When was the last time you checked your email, social media accounts, or bank statements? As we become increasingly reliant on technology, we store more and more of our personal information online, making us more vulnerable to cybercrime. It is no surprise that cybercrime is one of the most significant threats to consumers and businesses worldwide. As a result, countries around the world have introduced data breach notification laws. In this article, we will explore what data breach notification laws are, their purpose, why they are necessary, and how they work in practice.
What is a data breach notification law?
A data breach notification law is a legal requirement that mandates organizations to notify individuals whose personal information has been compromised in a data breach. The law obligates organizations to inform individuals affected by the breach, as well as the relevant authority, about the breach promptly. The purpose of data breach notification laws is to protect individuals' privacy and personal data and prevent identity theft, fraud, and other related cybercrimes.
Why are data breach notification laws necessary?
As mentioned previously, the rise in cybercrime means that our personal information and data are more vulnerable now than ever before. A data breach is a security incident that results in the exposure or theft of confidential or sensitive information. Cybercriminals can use this information to perpetrate identity theft or fraud. This can result in financial loss, damaged reputation, and loss of trust with the affected individuals and the public.
Without data breach notification laws, organizations could potentially delay disclosing a data breach or avoid notifying the affected individuals to avoid negative publicity or financial repercussions. This can leave individuals unaware that their personal information has been compromised, and they are at risk of identity theft or fraud. Data breach notification laws ensure that organizations must inform individuals affected by the breach, fostering transparency and accountability.
How do data breach notification laws work in practice?
The specifics of data breach notification laws differ between countries and jurisdictions. However, there are a few fundamental principles that are common across most laws:
1. Definition of personal data:

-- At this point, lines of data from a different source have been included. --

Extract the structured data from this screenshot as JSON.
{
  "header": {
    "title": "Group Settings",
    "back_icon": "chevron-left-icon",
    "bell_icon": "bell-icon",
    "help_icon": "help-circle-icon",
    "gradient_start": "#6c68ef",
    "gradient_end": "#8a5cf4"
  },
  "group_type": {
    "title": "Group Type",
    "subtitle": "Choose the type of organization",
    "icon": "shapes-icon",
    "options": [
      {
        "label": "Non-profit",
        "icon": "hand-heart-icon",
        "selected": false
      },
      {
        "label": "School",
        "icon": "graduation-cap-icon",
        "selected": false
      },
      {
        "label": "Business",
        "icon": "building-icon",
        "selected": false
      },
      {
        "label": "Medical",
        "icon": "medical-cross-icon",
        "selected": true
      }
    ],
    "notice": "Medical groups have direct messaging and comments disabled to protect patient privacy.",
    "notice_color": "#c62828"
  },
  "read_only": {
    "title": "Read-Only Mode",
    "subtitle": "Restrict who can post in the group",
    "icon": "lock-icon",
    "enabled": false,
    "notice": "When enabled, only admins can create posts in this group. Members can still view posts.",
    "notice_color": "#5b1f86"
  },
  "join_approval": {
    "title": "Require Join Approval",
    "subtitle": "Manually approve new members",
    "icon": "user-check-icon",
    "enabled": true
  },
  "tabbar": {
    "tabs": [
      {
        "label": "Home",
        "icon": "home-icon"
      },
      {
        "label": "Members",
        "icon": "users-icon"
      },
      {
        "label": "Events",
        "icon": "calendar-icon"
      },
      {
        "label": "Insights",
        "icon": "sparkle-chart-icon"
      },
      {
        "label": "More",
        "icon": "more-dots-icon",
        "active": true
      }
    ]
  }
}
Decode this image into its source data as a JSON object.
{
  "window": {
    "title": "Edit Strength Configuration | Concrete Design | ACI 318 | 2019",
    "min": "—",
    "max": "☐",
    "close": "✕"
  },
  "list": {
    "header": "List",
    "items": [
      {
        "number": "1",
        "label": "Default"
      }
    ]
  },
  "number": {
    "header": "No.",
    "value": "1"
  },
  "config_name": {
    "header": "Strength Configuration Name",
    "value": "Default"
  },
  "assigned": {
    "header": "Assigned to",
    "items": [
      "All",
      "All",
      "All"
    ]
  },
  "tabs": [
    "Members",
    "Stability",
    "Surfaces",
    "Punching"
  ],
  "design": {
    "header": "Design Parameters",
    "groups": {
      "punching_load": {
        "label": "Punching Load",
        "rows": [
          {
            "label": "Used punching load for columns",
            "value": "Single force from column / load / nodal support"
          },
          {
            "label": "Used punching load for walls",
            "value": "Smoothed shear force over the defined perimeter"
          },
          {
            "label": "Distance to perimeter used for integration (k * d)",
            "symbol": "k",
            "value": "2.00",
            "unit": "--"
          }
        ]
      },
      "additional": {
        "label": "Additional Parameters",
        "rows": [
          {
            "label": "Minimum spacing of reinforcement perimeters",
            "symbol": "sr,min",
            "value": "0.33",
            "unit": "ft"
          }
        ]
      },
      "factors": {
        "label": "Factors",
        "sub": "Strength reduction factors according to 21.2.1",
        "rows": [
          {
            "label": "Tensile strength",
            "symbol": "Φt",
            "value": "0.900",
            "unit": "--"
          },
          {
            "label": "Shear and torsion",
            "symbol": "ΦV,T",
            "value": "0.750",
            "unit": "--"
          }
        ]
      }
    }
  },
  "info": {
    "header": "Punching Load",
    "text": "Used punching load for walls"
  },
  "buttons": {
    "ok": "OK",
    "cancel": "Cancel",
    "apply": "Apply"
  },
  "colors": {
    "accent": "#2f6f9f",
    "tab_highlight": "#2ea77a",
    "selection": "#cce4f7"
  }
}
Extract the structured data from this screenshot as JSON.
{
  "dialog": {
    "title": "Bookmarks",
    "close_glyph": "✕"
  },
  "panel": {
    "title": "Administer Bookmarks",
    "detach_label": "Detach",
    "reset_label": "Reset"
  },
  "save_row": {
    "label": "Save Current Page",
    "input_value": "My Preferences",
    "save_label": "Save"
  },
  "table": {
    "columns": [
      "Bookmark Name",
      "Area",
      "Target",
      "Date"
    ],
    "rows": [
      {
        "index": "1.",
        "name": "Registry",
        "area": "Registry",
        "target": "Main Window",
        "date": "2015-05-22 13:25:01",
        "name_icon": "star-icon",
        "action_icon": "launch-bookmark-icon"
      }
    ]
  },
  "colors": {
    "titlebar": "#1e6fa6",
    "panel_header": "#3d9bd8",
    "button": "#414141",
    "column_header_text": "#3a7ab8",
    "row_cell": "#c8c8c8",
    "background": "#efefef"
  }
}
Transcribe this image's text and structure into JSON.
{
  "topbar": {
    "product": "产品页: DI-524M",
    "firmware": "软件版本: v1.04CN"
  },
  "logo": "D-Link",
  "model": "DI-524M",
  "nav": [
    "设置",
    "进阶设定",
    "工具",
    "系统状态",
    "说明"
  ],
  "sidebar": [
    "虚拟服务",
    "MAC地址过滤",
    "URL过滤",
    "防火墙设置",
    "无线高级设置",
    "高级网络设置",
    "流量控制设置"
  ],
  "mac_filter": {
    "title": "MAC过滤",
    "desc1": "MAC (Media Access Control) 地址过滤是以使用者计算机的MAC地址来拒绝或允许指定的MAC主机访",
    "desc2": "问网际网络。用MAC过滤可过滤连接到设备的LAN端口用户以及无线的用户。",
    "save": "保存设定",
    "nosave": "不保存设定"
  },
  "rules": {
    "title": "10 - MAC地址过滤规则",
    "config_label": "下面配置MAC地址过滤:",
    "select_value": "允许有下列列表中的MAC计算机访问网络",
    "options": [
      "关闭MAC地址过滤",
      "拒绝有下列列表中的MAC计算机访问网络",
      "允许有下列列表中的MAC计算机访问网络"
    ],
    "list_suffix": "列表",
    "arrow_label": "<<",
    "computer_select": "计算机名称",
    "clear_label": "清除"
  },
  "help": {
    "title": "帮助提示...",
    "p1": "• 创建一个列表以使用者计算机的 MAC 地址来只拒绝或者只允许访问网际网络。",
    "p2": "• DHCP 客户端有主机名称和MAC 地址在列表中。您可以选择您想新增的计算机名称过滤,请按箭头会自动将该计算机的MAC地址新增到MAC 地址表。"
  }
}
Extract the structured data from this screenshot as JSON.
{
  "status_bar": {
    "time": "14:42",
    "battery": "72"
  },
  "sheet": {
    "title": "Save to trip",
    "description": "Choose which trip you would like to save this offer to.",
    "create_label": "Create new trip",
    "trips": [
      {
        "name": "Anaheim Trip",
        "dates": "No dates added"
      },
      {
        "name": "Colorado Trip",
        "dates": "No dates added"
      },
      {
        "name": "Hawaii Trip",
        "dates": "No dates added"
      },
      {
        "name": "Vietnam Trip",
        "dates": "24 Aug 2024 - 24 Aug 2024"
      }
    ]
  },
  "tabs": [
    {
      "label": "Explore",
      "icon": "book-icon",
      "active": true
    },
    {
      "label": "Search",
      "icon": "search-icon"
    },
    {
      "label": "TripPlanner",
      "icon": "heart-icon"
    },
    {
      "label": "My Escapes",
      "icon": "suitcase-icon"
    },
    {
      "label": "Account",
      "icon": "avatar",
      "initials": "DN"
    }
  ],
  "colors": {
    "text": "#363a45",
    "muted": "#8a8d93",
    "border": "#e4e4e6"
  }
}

Data breach notification laws usually define personal data as any information that can identify an individual. This information can range from the individual's name, address, phone number, email address, social security number, credit card numbers, or other sensitive information.
2. Notification requirements:
The notification requirements typically include notifying individuals affected by the breach, as well as relevant authorities, such as regulatory or supervisory bodies. The notification should be given within a specified timeframe, usually 72 hours or less, once the organization learns of the breach. The notification should provide individuals with clear and concise information about the breach, including the type of personal data compromised, the likely consequences, and how they can protect themselves.
Data breach notification laws usually include penalties or fines for non-compliance. The severity of the penalties can vary and can be influenced by the type of data, the number of individuals affected, the organization's size, and whether the organization caused the breach. For example, the General Data Protection Regulation (GDPR) in Europe can impose a fine of up to 4% of a company's global revenue or €20 million, whichever is higher.
Real-life examples of data breaches and notification laws
In 2017, one of the most significant data breaches in history occurred at Equifax, one of the three largest credit reporting agencies in the United States. The breach compromised the personal information of over 145 million individuals, including names, birth dates, social security numbers, addresses, and driver's license numbers. Equifax discovered the breach on July 29 but did not disclose the breach until September 7, delaying notification to affected individuals. This sparked outrage from lawmakers, regulators, and individuals affected by the breach.
Recently, in Australia, the country's largest investment platform, Australian Securities Exchange (ASX)-listed Link Group, suffered a data breach involving the personal information of millions of customers. The company was quick to notify the affected customers and regulatory authorities, demonstrating compliance with data breach notification laws. By promptly notifying affected customers, Link Group aimed to foster transparency and maintain its customers' trust while minimizing the risk of identity theft or fraud.
As technology advances and we become more reliant on the internet, cybercrimes are becoming more prevalent, and the risk of data breaches will continue to increase. Data breach notification laws are necessary to protect individuals' privacy and personal data by ensuring transparency and accountability when a breach occurs. They provide a framework that organizations must follow to minimize the risk of data breaches and protect individuals' personal information. By being aware of data breach notification laws, individuals can understand their rights and take measures to protect themselves when a breach occurs.